When it comes to menstrual health, we now have the leveraging tool called the Pacific Menstrual Health Network - that gives us hope for change.
The Pacific Menstrual Health Network (the Network) was developed as a part of the ‘Galvanising Pacific-led menstrual health collective action’ project to contribute to ‘Strengthening Pacific-led menstrual health collective action’. The multi-sectoral network sought to strengthen collective advocacy, action and shared learning across Fiji, Samoa, Papua New Guinea, Vanuatu and the Solomon Islands. Through building a greater collective understanding of the menstrual health ecosystem and key opportunities, the Network comprises members who are committed to improving menstrual health outcomes across the Pacific.
Phase 1 of the project (2019 – 2022) focused on establishing and building relationships, setting up governance structures and building a good understanding of the menstrual health ecosystem in the five countries across the Pacific.
In April 2022, WaterAid Australia, which manages the wider project and the Network, commissioned an independent evaluation to consider its effectiveness and value of the Network. The evaluation process included document and data analysis as well as interviews with Network members and WaterAid staff.
In terms of effectiveness (of the Network as a modality), the evaluation found that the Network was effective in contributing to collective action, advocacy and shared learning. Members identified the power of association (with the Network), new partnerships and tangible outcomes as highly valued benefits from participating in the Network. Members acknowledged the complexities of working collectively in different cultural contexts and praised their colleagues’ goodwill and the supportive environment as enabling factors for making the newly formed Network succeed. There was a strong consensus among all members that the Network should continue to be Pacific-led. There was also evidence of ongoing commitment to the Network as a vehicle for change and improvement of menstrual health in the Pacific.
A series of recommendations were developed based on the evaluation findings, relevant to the planning and design of Phase 2. The following recommendations aim to strengthen and build on what is already an effective approach to progressing menstrual health in the Pacific:
- The Network should continue to be Pacific-led (partially or fully) to support the amplification of the Pacific voice and ownership of the Network and its vision, while recognising each member’s and country’s unique strengths and cultural values.

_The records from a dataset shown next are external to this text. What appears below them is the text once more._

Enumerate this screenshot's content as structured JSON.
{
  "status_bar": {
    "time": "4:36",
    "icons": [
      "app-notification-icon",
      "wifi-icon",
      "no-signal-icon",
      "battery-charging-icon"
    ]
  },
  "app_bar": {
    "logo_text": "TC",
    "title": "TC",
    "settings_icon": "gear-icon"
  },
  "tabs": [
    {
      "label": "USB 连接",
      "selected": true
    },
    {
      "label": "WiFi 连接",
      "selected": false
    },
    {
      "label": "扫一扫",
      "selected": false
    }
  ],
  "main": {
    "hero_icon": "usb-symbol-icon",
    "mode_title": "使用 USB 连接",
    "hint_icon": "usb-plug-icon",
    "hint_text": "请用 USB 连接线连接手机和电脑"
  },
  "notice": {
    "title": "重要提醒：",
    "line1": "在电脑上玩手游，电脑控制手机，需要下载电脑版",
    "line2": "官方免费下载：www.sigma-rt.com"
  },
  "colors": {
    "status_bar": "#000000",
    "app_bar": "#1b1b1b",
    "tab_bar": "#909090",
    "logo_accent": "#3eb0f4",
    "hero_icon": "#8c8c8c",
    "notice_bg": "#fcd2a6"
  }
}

Whether the Network can be partially or fully Pacific-led needs to be considered, based on members’ experience, analysis of available resources and efforts required.
- Now the Network is well-founded, there is potential benefit in increasing awareness about its vision and function among national governments, Pacific CROP agencies, international agencies (NGOs, UN agencies and others) and donor organisations. A multi-faced approach may be useful, depending on shared priorities, available resources and existing networks. Dialogue may be in the form of individual meetings with organisations or through participation and engagement at conferences, with the purpose of encouraging interest, attracting resources and contributing to systemic change. Accessing funding from a range of sources could contribute to ongoing Network sustainability in future. Increased credibility of the Network can help national fundraising and thus also improve sustainability.
- Members should continue to build and enhance national networks, including through support and resources provided by the Network. This could in turn, strengthen the credibility of the Network, contributing to a cycle of mutual benefit.
- Members should maximize and build on the short-, medium- and long-term successes of the menstrual health movement in the Pacific. This includes the Network’s success in organising events as part of the International Women’s Day and World Menstruation Day, developing case studies and pilot projects to promote awareness and benefits of the Network.
- The Network’s ability to successfully navigate diverse frames of reference and encompass a range of stakeholders will contribute to its effectiveness, so members would benefit from ongoing dialogue, reflection and negotiation of shared values to determine shared priorities and celebrate members’ contributions.
- WaterAid should support the Network for the next three years through:
a. Grant management and funding to support Phase 2
b. Program management, through Pacific Coordinators
c. Human resource management related to Pacific Coordinators
d. Facilitation of the planning phase (see Recommendation 7 and 8)
- When organising the joint planning process for the next stage of the Network’s work, members may consider exploring the following topics:
a. How systemic change (and other forms of change) happens in the Pacific, rights-based approaches to change, gender justice, transformational vs transactional types of change and context-specific influences on menstrual health
b. Understanding capability strengths in order to prioritise future efforts and commitments in Phase 2
c. Strengths and limitations of different contributions and modalities for bringing about change in Pacific contexts, including multi-country and regional options
- WaterAid should support Network members to consider options related to a more sustainable model in future, as part of as well as in addition to the planning process for Phase 2. This may include engagement of a facilitator, if agreed, to support discussions and analysis of the following topics, so WaterAid can play a role as participant:
a. Development of a roadmap to support strategic thinking, communications, broad timeframes and resources required
b. Negotiated agreement of shared principles and values
c. Shared vision and objectives for the Network
d. Strengths and limitations of effective modalities and decisions about preferred option